ML: It might not be practical to slow down when one has ten minutes to get from one end of a campus to the other. But a college student might benefit in numerous ways from slowing down and looking at and learning about her or his surroundings.

BW: It might not be practical to slow down when one has ten minutes to get from one end of a campus to the other. But a student (and me for that matter) might benefit in numerous ways from slowing down and looking at and learning about our surroundings.
My post went on to describe five ways in which a student might slow down and pay greater attention to the details of a campus. Whitehouse borrows the first three:
ML: 1. Learn about a building, your residence hall perhaps, or a classroom building. How old is it? Who designed it? What style of architecture does it represent? For whom was it named? Did it serve another purpose in the past? What if anything once stood where it was built? A neighborhood? A cornfield?

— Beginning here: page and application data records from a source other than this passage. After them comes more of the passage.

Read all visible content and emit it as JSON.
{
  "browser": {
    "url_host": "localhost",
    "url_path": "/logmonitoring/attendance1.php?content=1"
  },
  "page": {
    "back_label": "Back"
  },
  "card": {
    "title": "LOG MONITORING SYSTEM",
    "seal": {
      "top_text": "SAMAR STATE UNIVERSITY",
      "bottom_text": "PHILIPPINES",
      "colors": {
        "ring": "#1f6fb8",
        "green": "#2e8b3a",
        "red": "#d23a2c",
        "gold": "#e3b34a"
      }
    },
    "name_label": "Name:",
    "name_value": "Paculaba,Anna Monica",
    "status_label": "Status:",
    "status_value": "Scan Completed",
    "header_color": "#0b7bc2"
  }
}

BW: 1. Learn about a building. For whom was it named? Did it serve another purpose in the past? What if anything once stood where it was built? A neighborhood? A cornfield?

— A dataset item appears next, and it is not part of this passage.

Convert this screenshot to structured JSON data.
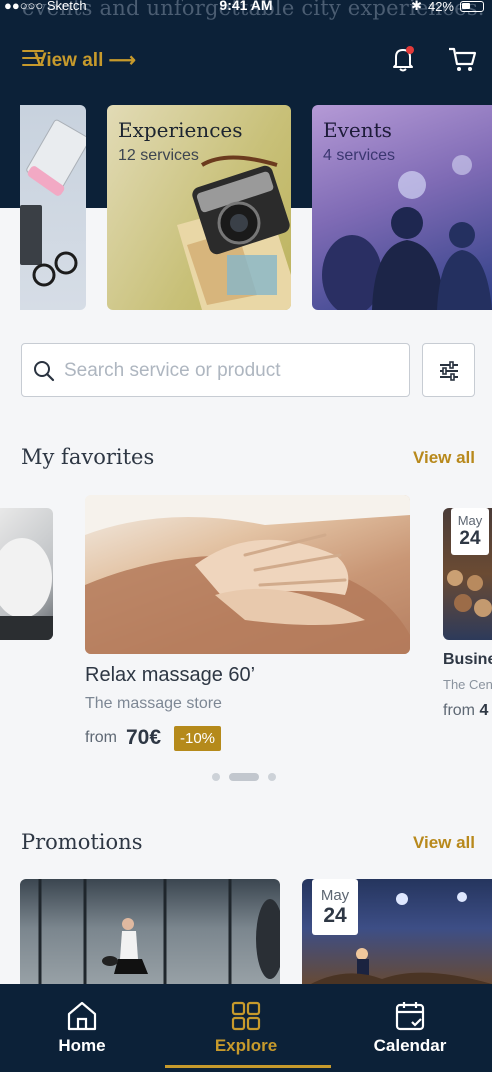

ML: 2. Give some attention to the monuments and portraits that most students (and faculty) walk past. Commemorative plaques, presidential portraits, class gifts (sometimes in the form of a fountain or gate), memorials to alumni in military service: all these can help you to recognize that as a college student, you’re a member of a community that spans generations of endeavor.

BW: 2. Give some attention to the monuments and portraits that most students (and faculty) walk past. Commemorative plaques, presidential portraits (this is a tradition that's only just started here) all help connest [sic] you to a community that spans generations of endeavor.

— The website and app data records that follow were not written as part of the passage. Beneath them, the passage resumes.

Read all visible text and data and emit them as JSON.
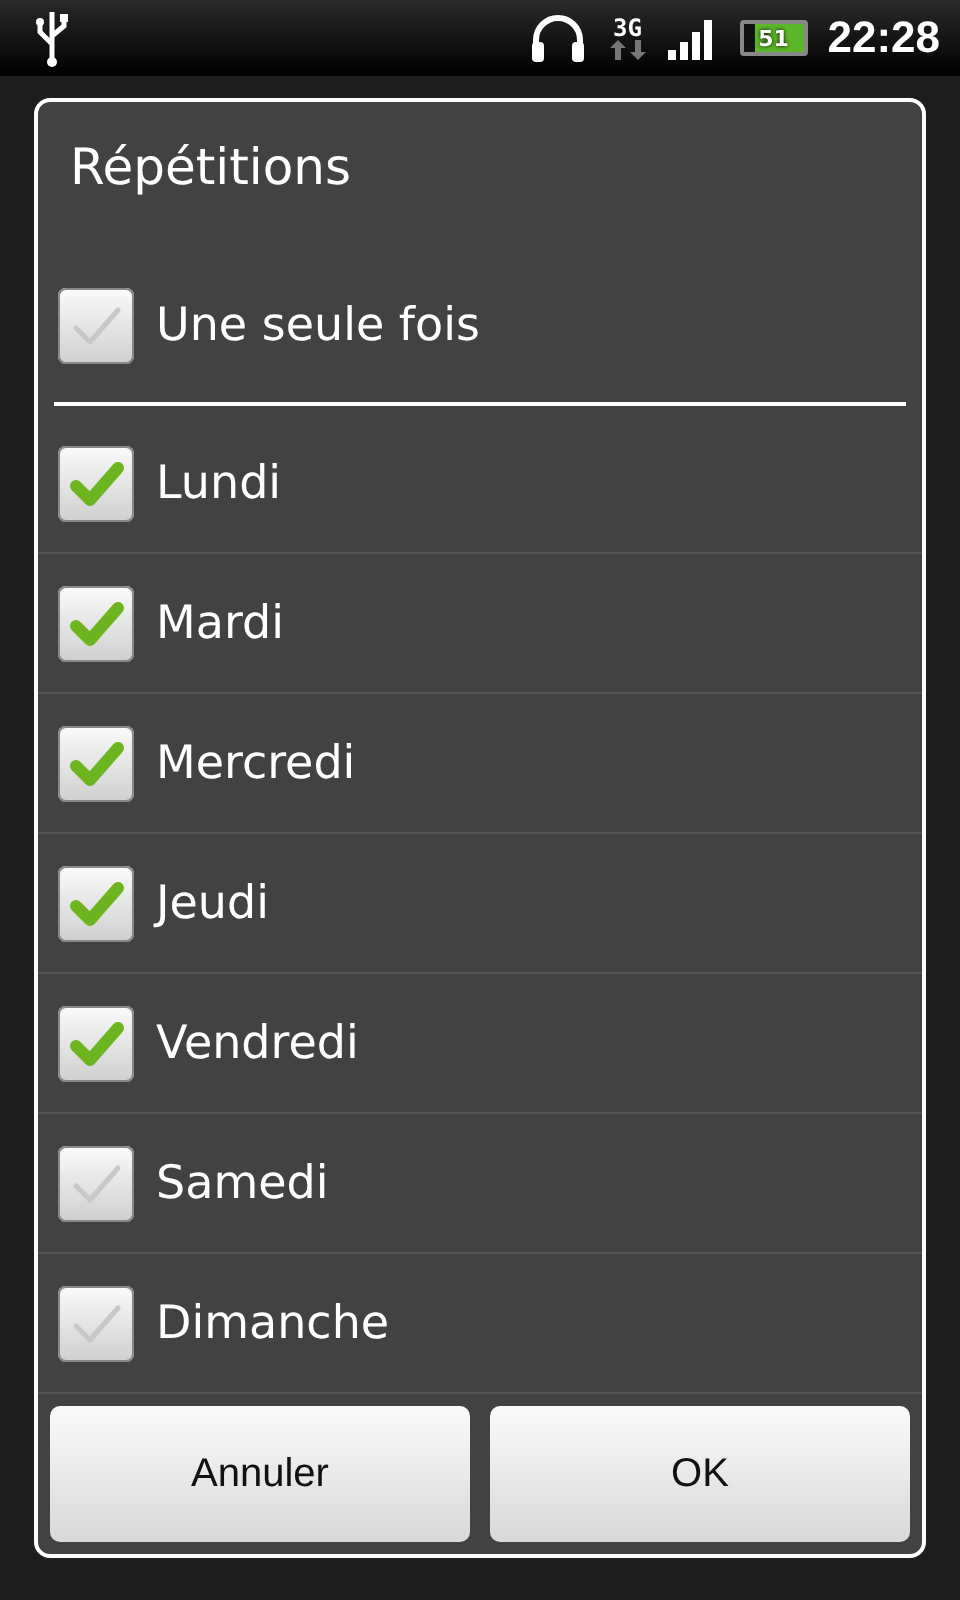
{
  "status_bar": {
    "network": "3G",
    "battery": "51",
    "time": "22:28"
  },
  "dialog": {
    "title": "Répétitions",
    "once": {
      "label": "Une seule fois",
      "checked": false
    },
    "days": [
      {
        "label": "Lundi",
        "checked": true
      },
      {
        "label": "Mardi",
        "checked": true
      },
      {
        "label": "Mercredi",
        "checked": true
      },
      {
        "label": "Jeudi",
        "checked": true
      },
      {
        "label": "Vendredi",
        "checked": true
      },
      {
        "label": "Samedi",
        "checked": false
      },
      {
        "label": "Dimanche",
        "checked": false
      }
    ],
    "buttons": [
      "Annuler",
      "OK"
    ]
  }
}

ML: 3. Learn some legends. Stories, natural and supernatural, abound on college campuses. Learning some local lore (perhaps through clippings or microfilm in the library) might brighten (or darken!) your experience of campus life.

BW: 3. Learn some legends. Stories, natural and supernatural, abound on college campuses. Learning some local lore might brighten (or darken!) your experience of campus life.
What kind of person borrows someone else's words without attribution to make a blog post? I found a book review by Ben Whitehouse with a brief bio:
Ben Whitehouse works at the Guild of Students at the University of Birmingham in the UK. He has a blog [here]. In his spare time he runs a book group, film club, and finds time to campaign on issues around LGBT rights, local residents rights and he also helps entertaining his three nephews who he loves very much.
Which of course doesn't really answer my question.

Thursday, May 1, 2008


The language of the slot-machine industry:

There's a term bandied about at the trade shows: "extinction." We need to design for extinction, we need to reduce time-to-extinction, and so on.

What's extinction? That's the moment that the customer — the gambler sitting at the slot machine — runs out of money. The wallet, or credit card, is now "extinct." Mission accomplished.
Read more: The flip side of customer experience (Good Experience).

Cigarettes and similes

David Sedaris, from an account of life with cigarettes:

A light cigarette is like a regular one with a pinhole in it. With Kools, it's the difference between being kicked by a donkey and being kicked by a donkey that has socks on.
Related post
Cigarettes and similes ("Love Is Like a Cigarette")